Feb 26, 2014

Wildcard Wednesday
I Have An Idea!

When I gave the Hump Day Hunks the heave ho, I originally thought of making this Writerly Wednesday, where I'd share pearls of wisdom on the writing process or something writerly each week. But to be perfectly honest, I didn't want to get locked into another series - that's why I don't post on Tuesdays anymore.

Anyway, I couldn't come up with anything to rant whine complain about discuss this week, so I thought: why don't I rerun the series on the writing process I did a few years ago? After all, I put a lot of time and effort into it, I might as well get some mileage out of it. And you never know, someone might even find it helpful. :-)
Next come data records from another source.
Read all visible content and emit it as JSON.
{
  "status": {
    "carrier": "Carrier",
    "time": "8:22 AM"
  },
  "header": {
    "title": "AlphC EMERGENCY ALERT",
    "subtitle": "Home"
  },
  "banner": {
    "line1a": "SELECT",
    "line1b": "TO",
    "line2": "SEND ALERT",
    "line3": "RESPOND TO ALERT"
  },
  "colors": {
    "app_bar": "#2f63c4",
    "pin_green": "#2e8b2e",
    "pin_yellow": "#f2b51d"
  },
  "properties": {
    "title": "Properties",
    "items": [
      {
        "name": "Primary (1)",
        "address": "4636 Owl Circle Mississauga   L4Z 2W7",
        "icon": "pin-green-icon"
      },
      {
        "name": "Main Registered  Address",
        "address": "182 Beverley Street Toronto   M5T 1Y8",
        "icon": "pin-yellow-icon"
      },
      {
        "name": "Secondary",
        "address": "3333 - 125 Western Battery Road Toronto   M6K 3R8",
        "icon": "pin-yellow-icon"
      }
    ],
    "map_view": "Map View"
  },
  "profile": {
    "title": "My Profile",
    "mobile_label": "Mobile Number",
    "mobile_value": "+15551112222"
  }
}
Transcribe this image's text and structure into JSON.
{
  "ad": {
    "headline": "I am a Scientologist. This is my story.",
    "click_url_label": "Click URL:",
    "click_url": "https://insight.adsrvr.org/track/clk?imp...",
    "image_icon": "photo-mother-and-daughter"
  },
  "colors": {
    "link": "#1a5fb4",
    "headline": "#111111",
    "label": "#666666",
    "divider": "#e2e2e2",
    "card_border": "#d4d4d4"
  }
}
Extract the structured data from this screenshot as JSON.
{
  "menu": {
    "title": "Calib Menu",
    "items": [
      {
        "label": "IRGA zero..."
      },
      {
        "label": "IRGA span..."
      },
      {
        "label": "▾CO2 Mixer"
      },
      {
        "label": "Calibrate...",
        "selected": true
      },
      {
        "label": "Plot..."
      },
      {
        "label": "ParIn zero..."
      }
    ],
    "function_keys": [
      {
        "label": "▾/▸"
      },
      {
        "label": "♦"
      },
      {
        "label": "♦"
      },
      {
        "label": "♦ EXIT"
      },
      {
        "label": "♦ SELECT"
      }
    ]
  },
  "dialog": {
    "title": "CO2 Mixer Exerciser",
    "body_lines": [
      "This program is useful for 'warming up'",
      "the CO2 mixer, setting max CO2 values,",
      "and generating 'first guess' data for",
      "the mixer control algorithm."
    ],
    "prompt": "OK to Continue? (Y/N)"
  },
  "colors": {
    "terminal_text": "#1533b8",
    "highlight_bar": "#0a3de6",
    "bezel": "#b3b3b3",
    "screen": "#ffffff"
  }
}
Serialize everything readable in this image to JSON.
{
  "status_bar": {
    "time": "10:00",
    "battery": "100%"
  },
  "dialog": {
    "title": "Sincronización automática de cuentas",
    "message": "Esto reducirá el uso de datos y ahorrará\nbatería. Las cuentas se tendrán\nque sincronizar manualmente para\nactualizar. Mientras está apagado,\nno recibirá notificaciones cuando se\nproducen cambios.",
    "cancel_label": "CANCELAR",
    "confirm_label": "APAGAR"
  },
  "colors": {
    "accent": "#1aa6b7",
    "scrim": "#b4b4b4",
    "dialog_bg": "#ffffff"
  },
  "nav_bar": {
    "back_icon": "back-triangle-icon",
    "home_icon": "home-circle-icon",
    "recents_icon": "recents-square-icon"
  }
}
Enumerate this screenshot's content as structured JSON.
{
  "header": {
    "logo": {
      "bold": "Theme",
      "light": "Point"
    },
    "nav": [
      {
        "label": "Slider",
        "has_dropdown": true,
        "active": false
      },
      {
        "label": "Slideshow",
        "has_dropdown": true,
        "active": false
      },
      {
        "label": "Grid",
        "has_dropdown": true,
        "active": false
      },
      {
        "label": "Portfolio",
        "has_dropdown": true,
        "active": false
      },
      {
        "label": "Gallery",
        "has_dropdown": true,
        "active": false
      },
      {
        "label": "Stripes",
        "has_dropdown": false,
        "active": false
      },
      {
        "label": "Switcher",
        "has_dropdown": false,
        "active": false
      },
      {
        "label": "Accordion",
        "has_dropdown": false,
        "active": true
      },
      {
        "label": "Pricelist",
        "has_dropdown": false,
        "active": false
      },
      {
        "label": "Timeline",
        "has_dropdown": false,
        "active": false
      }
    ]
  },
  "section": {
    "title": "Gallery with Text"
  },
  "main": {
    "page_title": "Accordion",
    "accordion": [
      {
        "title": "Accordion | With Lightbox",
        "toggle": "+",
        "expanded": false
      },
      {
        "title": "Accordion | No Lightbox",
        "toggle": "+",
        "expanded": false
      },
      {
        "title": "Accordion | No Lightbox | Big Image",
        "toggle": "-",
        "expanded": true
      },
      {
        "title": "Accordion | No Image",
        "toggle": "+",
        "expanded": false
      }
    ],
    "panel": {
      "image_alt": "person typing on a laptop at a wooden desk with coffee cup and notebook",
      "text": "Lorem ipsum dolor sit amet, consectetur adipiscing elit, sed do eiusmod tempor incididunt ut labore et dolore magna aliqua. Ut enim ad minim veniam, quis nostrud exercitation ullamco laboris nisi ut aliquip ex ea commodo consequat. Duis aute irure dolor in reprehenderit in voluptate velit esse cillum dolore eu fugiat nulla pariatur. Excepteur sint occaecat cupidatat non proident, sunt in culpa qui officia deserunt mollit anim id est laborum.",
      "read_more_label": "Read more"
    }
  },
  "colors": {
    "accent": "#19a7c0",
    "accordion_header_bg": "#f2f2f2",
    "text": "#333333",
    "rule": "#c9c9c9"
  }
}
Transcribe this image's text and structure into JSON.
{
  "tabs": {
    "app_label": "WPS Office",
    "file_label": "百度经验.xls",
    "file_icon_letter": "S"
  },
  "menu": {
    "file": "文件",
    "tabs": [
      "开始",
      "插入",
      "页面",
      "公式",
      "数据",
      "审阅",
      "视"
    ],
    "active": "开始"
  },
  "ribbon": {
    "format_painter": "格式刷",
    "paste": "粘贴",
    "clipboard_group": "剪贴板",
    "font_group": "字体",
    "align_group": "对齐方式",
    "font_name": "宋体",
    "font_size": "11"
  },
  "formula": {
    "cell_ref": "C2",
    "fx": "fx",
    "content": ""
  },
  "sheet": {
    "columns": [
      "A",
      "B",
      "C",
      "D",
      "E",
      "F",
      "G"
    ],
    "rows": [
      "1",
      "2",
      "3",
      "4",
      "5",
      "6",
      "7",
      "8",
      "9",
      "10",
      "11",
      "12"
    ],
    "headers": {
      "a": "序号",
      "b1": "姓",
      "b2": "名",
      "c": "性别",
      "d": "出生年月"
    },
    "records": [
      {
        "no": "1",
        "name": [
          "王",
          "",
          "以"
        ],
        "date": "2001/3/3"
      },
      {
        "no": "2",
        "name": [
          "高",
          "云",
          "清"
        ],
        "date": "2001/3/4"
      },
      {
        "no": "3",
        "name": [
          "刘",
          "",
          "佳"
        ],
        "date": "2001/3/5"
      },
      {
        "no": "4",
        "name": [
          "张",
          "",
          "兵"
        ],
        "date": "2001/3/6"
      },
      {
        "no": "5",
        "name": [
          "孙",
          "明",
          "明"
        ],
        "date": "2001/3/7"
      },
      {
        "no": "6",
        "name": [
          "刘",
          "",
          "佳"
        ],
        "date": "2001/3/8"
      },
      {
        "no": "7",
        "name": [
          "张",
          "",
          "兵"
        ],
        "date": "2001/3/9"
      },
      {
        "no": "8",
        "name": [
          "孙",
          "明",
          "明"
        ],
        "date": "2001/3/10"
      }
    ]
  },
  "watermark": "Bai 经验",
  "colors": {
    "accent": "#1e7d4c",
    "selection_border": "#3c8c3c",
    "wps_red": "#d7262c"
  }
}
So . . . why don't we start from the very beginning. And in the beginning, the question so often asked is: Where do you get your ideas?

I used to tell anyone who asked me that I got my ideas from doing a magic ritual in the back yard under the light of a full moon. To be honest, I couldn’t understand how someone could want to write and not have a head full of ideas already.

Then I started doing a series on different forms of poetry and when it came time to write examples, I would find myself sitting there on Wednesday nights trying to come up with an idea for a poem. I’d look around me, I’d surf the net, and I’d come up empty. Suddenly I found myself sympathizing with anyone who’s ever wanted to write but didn’t know what to write about.

So where do you get an idea? While ideas in general are all around you, they can also be triggered by many different things:

Magazine Photographs: Most people have a few magazines laying around. Flip one open and look at some of the pictures. Sometimes the most unique ideas can be triggered by a picture from a magazine. I have an extensive collection of pictures I’ve cut from magazines – people, places, gardens, dishes – anything that catches my eye.

Free write: Write for 10 minutes without stopping, without worrying about grammar, and without reading what you wrote. Once you're finished, you can read it. This technique will help you access those creative ideas hiding in your subconscious.

Look at a Book: Take a book you have nearby and write down the first 10 words you see. Choose words that you don't normally use. Then, free write a paragraph or two using the 10 words. This exercise can lead you in a creative direction.

Market Research: Read through a publisher’s market listings and guidelines, even if it’s an area you don’t normally write in. Often an editor’s request can set off the idea for a new story or article. Even requests for non-fiction articles can generate ideas for fiction.

Newspaper Articles: Read through the weekly papers, even the freebies. Real life is a great starting point for fiction. I once used an article from a newspaper as the basis for a poem, which led to a short story as well. Tabloids are especially good for generating ideas.

Science and Technology Magazines: These are full of the latest discoveries and technological advances. They are particularly helpful when plotting science fiction and futuristic stories.

Psychology Books: Psychology and abnormal psychology textbooks are invaluable for providing information on character. They provide background, motivation, and deep insight into human behavior. Check out the Diagnostic Statistic Manual (DSM) for lists of various character traits, which can be used for profiles.

Contests: Most contests force you to write about a specific subject or theme by a certain deadline. This gets not only gets you started on an idea, it helps keep you motivated to finish your story. Even if you don’t win the contest, you’ll still have a finished story you can try selling elsewhere.

Senior Citizens: Everyone has a story to tell, and most seniors are only too happy to share. Talk to your grandmother, great-grandfather, parents, an uncle, a friend. The possibilities of creating powerful stories from their memories are endless. Their tales could set off an historical novel, a nonfiction book, even a murder mystery.

People Watch: Go to a busy mall or other public place and watch the people as they pass by. Pick out a person, imagine yourself in his shoes and start from there.

Some people find they work best from a prompt, so here are a few places to find them:
Random Word Generator
Writer’s Digest Prompt A Day
Writing Prompts That Don't Suck
The Periodic Table of Storytelling

Personally, I find the best way to find ideas is to play What If. Things are happening all around you. Even a mundane task in your daily life can turn into a story with what if. Perhaps you have to run to the store to pick up some bread – what if you arrive just in time to witness a robbery? What if that bone the dog dug up is from a corpse buried in the woods? What if that weird looking bug is the beginning of a plague of insects?

Above all, when looking for ideas never limit yourself. Then, when someone asks you where you get your story ideas, you'll be able to say "everywhere."

No comments: